Looking for code review - FastOTP - TOTP application

I've made my first Rust project and wanted some feedback to learn about my mistakes and improve my Rust skills. I've used this project as a learning ground for Rust so I am sure there are a ton of stuff that can be improved, nonetheless I don't have anybody besides me to get feedback so I am coming to you for this.

Here's my project: https://gitlab.com/fastotp1/fastotp

It tries to make use of Robert C. Martin Clean Architecture to achieve a clean separation between logic and non-logic components and having as a consequence, hopefully, of allowing multiple GUI front-ends to be implemented.

Additionally I've also collected a bunch of questions that have arisen:

Questions:

  • Is the use of Arc + AsyncRwLock sensible for the shared types or could it be replaced with something simpler?
  • Where could owned values be replaced with borrowing, impl Trait, generics, etc.?
  • Is it ok that every struct uses String instead of &str?
  • Is the use of lifetimes around the code base adequate?
  • Which performance optimizations could be done (e.g. redundant clone()'s, boxing, lack of use of generics, etc.)
  • Are the implementations of the streams correct? How can they be improved?
  • Which changes in code organization or similar can be made to improve compile times?
  • Which traits could be implemented that could improve code quality and readability?
  • Could something be done to reduce repetition of the presenters (e.g. macros)?
  • Where could declarative macros help reducing boilerplate in fastotp_iced_gui crate?
  • Is code organization well-reasoned (e.g. modules, use of directory with mod.rs + single .rs file)?
  • Which derive clauses should be used for each struct?
  • What could be improved in the architecture?
  • Is the use of AES-GCM-SIV ok, or better something like XChaCha20-Poly1305?
  • Are the used imports the better ones?
  • What could be behind a cargo feature?
  • Is the architecture adequate to have interchangeable UI frontends (e.g. GUI, CLI, web, etc)?
  • Which documentation practices could be included?
  • Where could the use of const generics, const arrays, or in general const operations improve the code?
  • Where could the try '?' operator be used to improve code reading?

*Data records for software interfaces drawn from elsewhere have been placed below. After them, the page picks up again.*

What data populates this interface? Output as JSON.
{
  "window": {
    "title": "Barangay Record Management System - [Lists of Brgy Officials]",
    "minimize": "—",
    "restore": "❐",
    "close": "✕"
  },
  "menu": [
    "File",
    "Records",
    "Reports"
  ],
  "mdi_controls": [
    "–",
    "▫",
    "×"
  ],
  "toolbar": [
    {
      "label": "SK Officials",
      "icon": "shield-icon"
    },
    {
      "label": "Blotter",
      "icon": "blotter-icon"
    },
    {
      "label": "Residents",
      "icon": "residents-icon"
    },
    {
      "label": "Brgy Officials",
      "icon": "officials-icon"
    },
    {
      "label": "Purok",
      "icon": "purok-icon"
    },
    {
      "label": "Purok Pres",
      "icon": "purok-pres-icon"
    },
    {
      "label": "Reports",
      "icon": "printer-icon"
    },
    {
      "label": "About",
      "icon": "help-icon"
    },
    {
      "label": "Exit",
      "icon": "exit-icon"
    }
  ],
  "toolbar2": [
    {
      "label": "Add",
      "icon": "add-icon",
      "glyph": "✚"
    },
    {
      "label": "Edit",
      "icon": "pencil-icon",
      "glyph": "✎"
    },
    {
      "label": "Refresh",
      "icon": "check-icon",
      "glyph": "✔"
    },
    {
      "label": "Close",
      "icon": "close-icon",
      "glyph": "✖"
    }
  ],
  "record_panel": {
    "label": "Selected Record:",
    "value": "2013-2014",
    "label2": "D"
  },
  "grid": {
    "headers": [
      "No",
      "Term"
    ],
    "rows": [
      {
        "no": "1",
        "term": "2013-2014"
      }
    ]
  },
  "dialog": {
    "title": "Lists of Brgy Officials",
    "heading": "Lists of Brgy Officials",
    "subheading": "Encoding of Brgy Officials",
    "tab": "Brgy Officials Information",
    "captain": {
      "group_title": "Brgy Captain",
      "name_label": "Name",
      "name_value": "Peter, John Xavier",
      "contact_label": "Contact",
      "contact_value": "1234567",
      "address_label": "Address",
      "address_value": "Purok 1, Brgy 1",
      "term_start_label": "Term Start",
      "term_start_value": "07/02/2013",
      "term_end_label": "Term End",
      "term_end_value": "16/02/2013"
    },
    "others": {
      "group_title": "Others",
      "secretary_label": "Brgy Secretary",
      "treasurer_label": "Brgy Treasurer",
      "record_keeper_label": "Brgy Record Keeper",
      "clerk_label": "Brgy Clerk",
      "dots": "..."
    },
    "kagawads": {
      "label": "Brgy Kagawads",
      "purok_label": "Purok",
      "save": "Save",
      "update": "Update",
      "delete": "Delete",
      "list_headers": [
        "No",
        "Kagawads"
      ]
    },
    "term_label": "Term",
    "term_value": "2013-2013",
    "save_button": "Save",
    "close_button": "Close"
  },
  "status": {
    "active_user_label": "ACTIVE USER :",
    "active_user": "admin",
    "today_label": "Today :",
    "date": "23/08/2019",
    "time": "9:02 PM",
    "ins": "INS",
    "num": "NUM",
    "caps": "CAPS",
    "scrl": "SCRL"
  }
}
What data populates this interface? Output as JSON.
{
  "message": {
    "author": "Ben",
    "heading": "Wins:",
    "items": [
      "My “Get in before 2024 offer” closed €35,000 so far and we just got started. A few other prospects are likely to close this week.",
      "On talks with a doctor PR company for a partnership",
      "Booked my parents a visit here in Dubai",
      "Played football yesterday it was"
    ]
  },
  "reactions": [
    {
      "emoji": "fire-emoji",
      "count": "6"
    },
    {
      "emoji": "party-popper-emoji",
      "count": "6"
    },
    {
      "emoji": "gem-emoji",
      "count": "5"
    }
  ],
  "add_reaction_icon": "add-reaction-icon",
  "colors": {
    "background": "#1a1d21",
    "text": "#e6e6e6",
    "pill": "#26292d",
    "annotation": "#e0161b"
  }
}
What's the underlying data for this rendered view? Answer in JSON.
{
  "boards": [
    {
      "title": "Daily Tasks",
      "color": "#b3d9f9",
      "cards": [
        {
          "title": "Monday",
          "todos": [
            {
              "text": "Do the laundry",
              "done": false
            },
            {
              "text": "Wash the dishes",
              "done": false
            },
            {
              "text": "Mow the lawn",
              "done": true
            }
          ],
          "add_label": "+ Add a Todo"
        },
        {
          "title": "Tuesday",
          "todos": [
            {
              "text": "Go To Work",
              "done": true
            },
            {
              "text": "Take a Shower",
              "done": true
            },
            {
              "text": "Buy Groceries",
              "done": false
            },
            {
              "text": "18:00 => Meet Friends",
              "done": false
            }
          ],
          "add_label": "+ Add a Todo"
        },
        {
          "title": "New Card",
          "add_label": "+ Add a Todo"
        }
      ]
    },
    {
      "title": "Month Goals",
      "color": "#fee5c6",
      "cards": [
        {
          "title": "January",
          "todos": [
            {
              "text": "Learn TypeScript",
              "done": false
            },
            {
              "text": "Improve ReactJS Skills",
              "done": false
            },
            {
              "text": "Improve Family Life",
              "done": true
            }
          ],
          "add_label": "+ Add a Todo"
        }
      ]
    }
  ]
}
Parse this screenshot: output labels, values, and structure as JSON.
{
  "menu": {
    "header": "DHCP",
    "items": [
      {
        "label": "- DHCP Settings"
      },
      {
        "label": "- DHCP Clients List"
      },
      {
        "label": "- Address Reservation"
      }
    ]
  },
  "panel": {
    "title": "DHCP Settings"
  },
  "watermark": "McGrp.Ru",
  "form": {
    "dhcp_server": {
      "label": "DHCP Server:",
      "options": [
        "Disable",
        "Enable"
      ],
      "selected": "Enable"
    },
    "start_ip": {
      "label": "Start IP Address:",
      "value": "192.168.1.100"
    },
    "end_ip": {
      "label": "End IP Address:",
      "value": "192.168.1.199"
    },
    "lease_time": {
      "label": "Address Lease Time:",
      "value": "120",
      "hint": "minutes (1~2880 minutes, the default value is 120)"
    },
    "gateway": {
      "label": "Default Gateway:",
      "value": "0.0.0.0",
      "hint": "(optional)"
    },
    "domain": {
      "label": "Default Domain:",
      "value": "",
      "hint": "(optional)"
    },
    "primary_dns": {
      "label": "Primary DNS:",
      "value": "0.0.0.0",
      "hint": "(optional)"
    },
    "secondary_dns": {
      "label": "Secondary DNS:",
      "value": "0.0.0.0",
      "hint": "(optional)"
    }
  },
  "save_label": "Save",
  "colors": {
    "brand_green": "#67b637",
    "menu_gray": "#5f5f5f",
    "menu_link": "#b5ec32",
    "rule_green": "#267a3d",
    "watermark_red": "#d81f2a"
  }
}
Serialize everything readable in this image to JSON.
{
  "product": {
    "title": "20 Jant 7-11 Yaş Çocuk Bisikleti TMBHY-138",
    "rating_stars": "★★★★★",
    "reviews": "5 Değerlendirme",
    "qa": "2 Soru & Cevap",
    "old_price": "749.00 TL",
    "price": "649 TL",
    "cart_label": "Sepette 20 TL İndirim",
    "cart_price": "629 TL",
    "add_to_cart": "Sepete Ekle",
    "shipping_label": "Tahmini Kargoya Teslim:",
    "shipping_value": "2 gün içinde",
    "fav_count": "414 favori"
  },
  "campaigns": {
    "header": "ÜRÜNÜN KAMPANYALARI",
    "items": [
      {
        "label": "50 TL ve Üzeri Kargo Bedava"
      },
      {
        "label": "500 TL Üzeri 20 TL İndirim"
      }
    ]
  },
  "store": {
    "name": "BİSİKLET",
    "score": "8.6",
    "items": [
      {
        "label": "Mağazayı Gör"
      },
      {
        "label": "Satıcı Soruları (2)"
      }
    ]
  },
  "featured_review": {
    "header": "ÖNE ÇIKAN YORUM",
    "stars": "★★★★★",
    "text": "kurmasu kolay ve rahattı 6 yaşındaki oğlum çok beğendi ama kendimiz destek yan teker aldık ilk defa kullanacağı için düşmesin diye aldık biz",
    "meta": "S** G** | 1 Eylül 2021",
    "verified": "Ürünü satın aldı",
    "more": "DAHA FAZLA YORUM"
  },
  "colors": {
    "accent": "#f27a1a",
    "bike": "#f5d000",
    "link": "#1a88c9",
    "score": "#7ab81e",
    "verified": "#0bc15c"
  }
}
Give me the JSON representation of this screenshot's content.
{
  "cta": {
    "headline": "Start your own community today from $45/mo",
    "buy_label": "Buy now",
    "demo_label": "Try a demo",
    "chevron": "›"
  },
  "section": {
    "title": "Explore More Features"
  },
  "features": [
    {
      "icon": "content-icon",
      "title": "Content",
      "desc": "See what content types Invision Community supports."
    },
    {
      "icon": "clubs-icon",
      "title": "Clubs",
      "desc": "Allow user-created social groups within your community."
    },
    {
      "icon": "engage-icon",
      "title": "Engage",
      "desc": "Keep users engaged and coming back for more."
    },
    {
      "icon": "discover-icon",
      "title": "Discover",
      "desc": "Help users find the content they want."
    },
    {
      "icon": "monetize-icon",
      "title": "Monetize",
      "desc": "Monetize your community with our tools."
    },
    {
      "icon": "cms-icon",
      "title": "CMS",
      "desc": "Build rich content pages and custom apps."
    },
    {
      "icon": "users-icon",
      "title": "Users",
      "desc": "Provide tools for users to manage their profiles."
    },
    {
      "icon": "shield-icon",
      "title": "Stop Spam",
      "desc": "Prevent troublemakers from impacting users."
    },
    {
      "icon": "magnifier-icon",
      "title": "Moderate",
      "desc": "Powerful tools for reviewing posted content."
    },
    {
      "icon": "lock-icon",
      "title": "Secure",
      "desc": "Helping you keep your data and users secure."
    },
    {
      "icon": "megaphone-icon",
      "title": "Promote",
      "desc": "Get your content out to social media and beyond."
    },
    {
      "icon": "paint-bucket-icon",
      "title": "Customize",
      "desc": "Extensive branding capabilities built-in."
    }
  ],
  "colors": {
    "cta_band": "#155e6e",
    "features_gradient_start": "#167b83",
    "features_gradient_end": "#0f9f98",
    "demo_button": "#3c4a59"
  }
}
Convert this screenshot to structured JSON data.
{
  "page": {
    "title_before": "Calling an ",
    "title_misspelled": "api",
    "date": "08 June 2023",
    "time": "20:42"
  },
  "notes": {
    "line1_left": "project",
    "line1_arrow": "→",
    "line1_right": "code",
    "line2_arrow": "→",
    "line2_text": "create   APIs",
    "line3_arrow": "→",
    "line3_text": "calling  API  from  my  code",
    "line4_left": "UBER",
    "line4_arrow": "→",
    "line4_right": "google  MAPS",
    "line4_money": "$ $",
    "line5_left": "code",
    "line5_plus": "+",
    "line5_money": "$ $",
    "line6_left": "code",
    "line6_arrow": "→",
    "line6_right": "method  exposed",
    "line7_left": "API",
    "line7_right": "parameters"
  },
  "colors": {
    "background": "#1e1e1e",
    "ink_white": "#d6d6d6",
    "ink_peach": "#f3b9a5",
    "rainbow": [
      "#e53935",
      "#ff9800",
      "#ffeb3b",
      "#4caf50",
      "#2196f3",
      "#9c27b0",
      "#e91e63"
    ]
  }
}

If you have experience with Gitlab, or you have feedback outside the Rust code itself, that is also welcome.

Thanks for looking by

Bumping in hopes someone wants to gives some feedback :crossed_fingers:

Arc is for sharing, and it's normal to see it used often in async and GUI applications. AsyncRwLock can block long-running operations, so it depends whether you want that behavior or not. You could use Arc<Mutex> or ArcSwap to quickly replace shared data, and handle async throttling elsewhere.

  • Where could owned values be replaced with borrowing, impl Trait, generics, etc.?

I see you're implementing poll yourself. async fn syntax sugar allows self-referential Futures, which allows more references in async code. If you don't need generic code, don't add it. It makes compilation slower and compiler errors more vague.

  • Is it ok that every struct uses String instead of &str?

Yes, that's good. Structs almost always need to own their data, and &str can't be used to store strings.

  • Is the use of lifetimes around the code base adequate?

If it compiles — yes :slight_smile:

  • Are the implementations of the streams correct? How can they be improved?

I use async-stream, so I don't have to worry about correctness of poll_next or pinning.

  • Which changes in code organization or similar can be made to improve compile times?

Try -Z timings:

and cargo bloat.

  • Which traits could be implemented that could improve code quality and readability?

I don't think traits help with quality/readability in general. You implement them when they're needed.

But for nitpicks about readability cargo clippy -- -W clippy::pedantic has opinions.

  • Is code organization well-reasoned (e.g. modules, use of directory with mod.rs + single .rs file)?

It is a bit of a pain to browse it in gitlab. You could use inline mod foo { mod bar; } to avoid having nearly-empty foo/mod.rs.

  • Which derive clauses should be used for each struct?
  • Copy whenever you can for private structs, and on public structs if you don't expect to add any non-trivial fields to it. It just makes working with such structs easier.
  • Eq on simple enums is useful, and often forgotten.
  • Debug on everything in the public API, since library users can't add it themselves and may want to do printf-debugging.

There's a lot, so I haven't answered all the questions.

2 Likes

kornel... this is so awesome! Very grateful for your input, and your time. I'll go around the code base to see how to improve the code.

Couldn't find for sure what are you referring to with this. Do you mean for example the implementation of the traits AsyncWrite or Stream? I am confused about this.

I conceived the core crate to be async-runtime agnostic, whence I implemented myself the Stream trait. But looks like I can achieve the same using Tokio's async-stream crate, is it? Or would that force the consumers of core to use Tokio runtime?

I think async-stream is runtime-agnostic. It implements Stream interface for you. In my projects I happen to use tokio, so I haven't looked much into being runtime-agnostic.

The async-stream crate is runtime agnostic.